♦  Appalled – Judy Jerome

♦  Awful, just awful. – Sally Tornow

♦  doubt that Mr. Clemens would have approved – Sharon Foster

♦  disgraceful – Mary Soucie

♦  Political correctness run so far amuck that it is changing history and literature – Fred Beisser

♦  outraged – Lisa Guidarini

♦  What good does that do? – Kathi Kemp

♦  outrageous and self-aggrandizing endeavor – Robin Orlandi

♦  bowdlerizing is misguided – should be considered/cataloged as a derivative work – John Beekman

♦  order some new copies of the Twain books with the original language so that we ensure that we have them around as needed in years to come… – Sharon Highler

♦  Hi Tech Bowdlerization, still pathetic. – Jeff Imparato

♦  UNBELIEVABLE – GiGi Bayne

♦  horrendous – Tom Cooper

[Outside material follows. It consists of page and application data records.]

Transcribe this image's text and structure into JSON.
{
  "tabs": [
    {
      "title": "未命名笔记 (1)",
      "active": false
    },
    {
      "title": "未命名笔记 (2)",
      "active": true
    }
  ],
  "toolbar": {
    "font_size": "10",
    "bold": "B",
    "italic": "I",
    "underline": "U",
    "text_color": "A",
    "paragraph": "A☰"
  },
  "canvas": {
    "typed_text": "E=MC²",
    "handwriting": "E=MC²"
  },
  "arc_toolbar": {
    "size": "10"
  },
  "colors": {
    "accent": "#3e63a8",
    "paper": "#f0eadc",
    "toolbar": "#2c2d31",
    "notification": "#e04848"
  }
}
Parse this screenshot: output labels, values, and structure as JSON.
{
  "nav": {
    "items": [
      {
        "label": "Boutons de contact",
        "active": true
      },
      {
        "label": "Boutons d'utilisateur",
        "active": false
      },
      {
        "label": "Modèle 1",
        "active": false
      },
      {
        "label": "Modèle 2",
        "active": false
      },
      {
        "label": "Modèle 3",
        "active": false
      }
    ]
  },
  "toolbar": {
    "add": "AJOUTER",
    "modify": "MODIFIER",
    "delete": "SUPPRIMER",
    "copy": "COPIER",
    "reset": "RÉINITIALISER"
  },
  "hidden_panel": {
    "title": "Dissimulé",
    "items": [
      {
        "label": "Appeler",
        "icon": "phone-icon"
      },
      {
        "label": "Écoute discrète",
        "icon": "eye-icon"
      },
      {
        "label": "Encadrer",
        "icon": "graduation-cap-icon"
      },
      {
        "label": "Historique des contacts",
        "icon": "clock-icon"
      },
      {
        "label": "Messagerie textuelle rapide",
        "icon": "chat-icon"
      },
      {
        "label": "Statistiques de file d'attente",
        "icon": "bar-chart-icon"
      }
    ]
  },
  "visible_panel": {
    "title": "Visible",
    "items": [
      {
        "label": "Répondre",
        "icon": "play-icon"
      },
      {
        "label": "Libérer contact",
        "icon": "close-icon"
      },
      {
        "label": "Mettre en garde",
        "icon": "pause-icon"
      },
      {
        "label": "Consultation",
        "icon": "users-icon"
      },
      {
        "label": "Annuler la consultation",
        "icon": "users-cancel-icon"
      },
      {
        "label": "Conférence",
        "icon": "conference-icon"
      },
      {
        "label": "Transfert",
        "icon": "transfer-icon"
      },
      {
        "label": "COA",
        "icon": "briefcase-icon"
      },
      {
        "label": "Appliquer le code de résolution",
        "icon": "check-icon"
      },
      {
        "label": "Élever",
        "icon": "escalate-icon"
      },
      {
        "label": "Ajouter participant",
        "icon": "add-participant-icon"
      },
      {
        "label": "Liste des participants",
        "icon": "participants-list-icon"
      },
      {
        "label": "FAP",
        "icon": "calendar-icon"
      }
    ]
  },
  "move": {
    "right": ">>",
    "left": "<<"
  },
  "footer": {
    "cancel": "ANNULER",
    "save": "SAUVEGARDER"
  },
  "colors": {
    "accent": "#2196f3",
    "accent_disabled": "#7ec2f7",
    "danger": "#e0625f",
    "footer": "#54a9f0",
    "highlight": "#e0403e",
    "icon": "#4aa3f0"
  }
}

♦  Is there similar outrage about versions of pop music that have selected words altered? – Brad Thomas

♦  The idea that the “new version” is specifically intended for the educational market i(s) disheartening.  – Paula Laurita

♦  Mr. Twain is no longer around to grant his permission. – Aleta Copeland

♦  If you think this edition is a bad idea, then fight for the original. – Jacob Browne

♦  Twain’s language reflects his times, not ours – Kathleen Stipek

There are certainly many different perspectives on race.  But, there really is only one race. We *all* began in Africa.  Folklore / religion / and ignorance of history create the illusion that we are different other than in extremely superficial characteristics.  Those superficial characteristics are simply tiny changes in the genetic markers that have occurred over many thousands of years.

National Geographic produced an excellent film – The Human Family Tree – that traces us back to scientific Adam and scientific Eve.  Worth collecting for any public or academic library:

http://channel.nationalgeographic.com/channel/human-family-tree-3706-interactive

The Genographic Project will let you trace your own history, our own history – way, way, way beyond Ancestry.com .

The Elbert County Library in Colorado sponsored a presentation on Genealogy DNA Testing: 

http://denver.yourhub.com/Franktown/Stories/News/General-News/Story%7E921172.aspx  

Think about what a program like that could do for your community.

What would Mark Twain do?

bar

Please join us on BestofPublib Facebook

The Publib Archives

The Publib archives from the Webjunction  listserve are available here:  Archives   Please note:  HTML is stripped out of archives. Compose in plaintext or richtext.

bar

Engaging your patrons

Re-thinking educational resources

This presentation at TED by PennState’s –  Ali Carr-Chellman - provides excellent insight for engaging potential patrons by rethinking the dynamics of education and information delivery. Highly recommended viewing for any children’s / young adult / reference librarians and library administrators seeking ways of making their collections and resources more viable.

How can this idea of engaging an alienated population be implemented in libraries? 

What methods that mirror these concepts are currently being employed?

Books by Alison A. Carr-Chellman:

Follow

Get every new post delivered to your Inbox.

Join 183 other followers